No one expected such a solid year from the rotation, especially after Francis was shelved early in Spring Training and many of the rotation members struggled in the Cactus League. But the starters tied the Cardinals for the NL lead in wins with 69, and the 94 quality starts smashed the old club record of 81. Jimenez and De La Rosa became forces. Cook was consistent until injuries slowed him during the second half. Marquis is a free agent and the Rockies might have to replace him. This is where Francis, a 17-game winner in 2007, comes in, provided he is past the shoulder problems that marred 2008 and cost him 2009. Hammel, obtained in a trade with the Rays at the beginning of the year, wound up a difference-maker. If Marquis leaves, the Rockies could look for another veteran, but such a pitcher might not be as necessary with Jimenez and Cook becoming leaders. Righty prospects Jhoulys Chacin, Esmil Rogers and Samuel Deduno are close to contributing at the Major League level. An intriguing lefty could be Greg Smith, who was obtained from the Athletics in the Matt Holliday trade (along with outfielder Carlos Gonzalez and reliever Huston Street), but suffered shoulder problems during Spring Training and did not pitch in the Majors. Oft-injured former top pick Greg Reynolds also must regain health and show he deserves to be on the big team's radar.

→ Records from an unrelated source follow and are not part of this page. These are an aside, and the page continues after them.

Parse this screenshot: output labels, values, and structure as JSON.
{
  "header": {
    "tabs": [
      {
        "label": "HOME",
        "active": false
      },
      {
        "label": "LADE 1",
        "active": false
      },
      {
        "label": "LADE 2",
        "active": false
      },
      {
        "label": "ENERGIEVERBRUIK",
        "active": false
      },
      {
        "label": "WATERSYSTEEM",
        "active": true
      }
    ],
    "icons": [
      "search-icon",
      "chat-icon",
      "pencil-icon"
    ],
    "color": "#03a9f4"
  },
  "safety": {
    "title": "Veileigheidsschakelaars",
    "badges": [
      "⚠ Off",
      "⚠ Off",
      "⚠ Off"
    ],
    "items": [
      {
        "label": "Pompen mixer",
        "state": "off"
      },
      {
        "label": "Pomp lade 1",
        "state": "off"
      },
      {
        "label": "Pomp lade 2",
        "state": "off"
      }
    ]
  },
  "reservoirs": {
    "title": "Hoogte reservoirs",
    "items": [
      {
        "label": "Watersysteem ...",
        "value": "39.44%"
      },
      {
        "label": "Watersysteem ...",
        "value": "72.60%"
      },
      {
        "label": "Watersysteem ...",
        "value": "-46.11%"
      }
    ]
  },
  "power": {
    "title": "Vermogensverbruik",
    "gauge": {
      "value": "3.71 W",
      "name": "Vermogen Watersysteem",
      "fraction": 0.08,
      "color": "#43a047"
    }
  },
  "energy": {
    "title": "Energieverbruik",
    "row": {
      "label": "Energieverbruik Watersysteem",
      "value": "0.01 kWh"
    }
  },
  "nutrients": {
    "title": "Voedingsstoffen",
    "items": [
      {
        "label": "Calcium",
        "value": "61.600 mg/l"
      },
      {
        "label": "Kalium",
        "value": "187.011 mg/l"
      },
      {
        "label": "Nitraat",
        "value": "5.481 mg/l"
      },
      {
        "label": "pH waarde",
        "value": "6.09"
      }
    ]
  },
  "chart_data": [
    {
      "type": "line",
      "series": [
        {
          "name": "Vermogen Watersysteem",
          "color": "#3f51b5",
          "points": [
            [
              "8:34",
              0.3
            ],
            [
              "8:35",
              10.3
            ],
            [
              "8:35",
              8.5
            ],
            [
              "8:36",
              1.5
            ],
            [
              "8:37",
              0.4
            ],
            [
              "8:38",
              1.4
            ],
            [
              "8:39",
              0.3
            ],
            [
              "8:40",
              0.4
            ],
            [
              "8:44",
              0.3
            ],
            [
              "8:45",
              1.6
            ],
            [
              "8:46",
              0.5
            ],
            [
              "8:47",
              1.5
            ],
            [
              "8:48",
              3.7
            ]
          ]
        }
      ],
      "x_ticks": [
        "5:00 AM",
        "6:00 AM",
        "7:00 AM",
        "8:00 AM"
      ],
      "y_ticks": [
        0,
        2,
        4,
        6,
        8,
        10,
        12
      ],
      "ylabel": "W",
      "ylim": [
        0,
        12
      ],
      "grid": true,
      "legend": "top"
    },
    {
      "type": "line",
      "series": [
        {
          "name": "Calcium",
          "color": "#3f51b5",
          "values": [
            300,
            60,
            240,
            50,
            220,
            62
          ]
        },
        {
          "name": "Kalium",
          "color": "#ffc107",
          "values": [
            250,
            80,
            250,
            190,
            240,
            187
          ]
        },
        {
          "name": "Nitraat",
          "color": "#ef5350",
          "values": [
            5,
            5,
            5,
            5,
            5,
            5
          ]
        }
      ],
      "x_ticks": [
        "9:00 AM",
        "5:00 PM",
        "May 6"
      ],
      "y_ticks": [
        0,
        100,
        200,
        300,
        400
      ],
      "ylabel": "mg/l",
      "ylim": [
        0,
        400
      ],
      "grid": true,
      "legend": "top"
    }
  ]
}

RHP Huston Street, 4-1, 3.06 ERA, 35 saves
RHP Rafael Betancourt, 4-3, 2.73 ERA, 2 saves (Cle. & Col.)
LHP Franklin Morales, 3-2, 4.50 ERA, 7 saves
RHP Matt Daley, 1-1, 4.24 ERA
LHP Joe Beimel, 1-6, 3.58 ERA (Wash. & Col.)
RHP Matt Belisle, 3-1, 5.52 ERA
RHP Jose Contreras, 6-13, 4.92 ERA (CWS & Col.)
RHP Manuel Corpas, 1-3, 5.88 ERA, 1 save
LHP Alan Embree, 2-2, 5.84 ERA
RHP Taylor Buchholz (did not pitch, Tommy John surgery)
The bullpen lost Buchholz before the year began, veteran Embree suffered a broken leg, and former closer Corpas lost his effectiveness, then underwent elbow surgery. Only Street was with the bullpen from beginning to end. Yet, the group went 23-20 with a 4.49 ERA, and was solid by season's end. The club has a chance to sign Street to a multi-year deal. Betancourt solidified the setup man job, so bringing him back should be a priority. Morales became a left-handed force toward the end of the season. Daley throughout the year and Belisle late in the year were major surprises. Contreras could be an intriguing figure. With a shortage of starters industry-wide, he could be in demand. But he was effective and had top-shelf velocity in a relief role, and it may be worthwhile for the Rockies to try to retain him.
Thomas Harding is a reporter for MLB.com. This story was not subject to the approval of Major League Baseball or its clubs.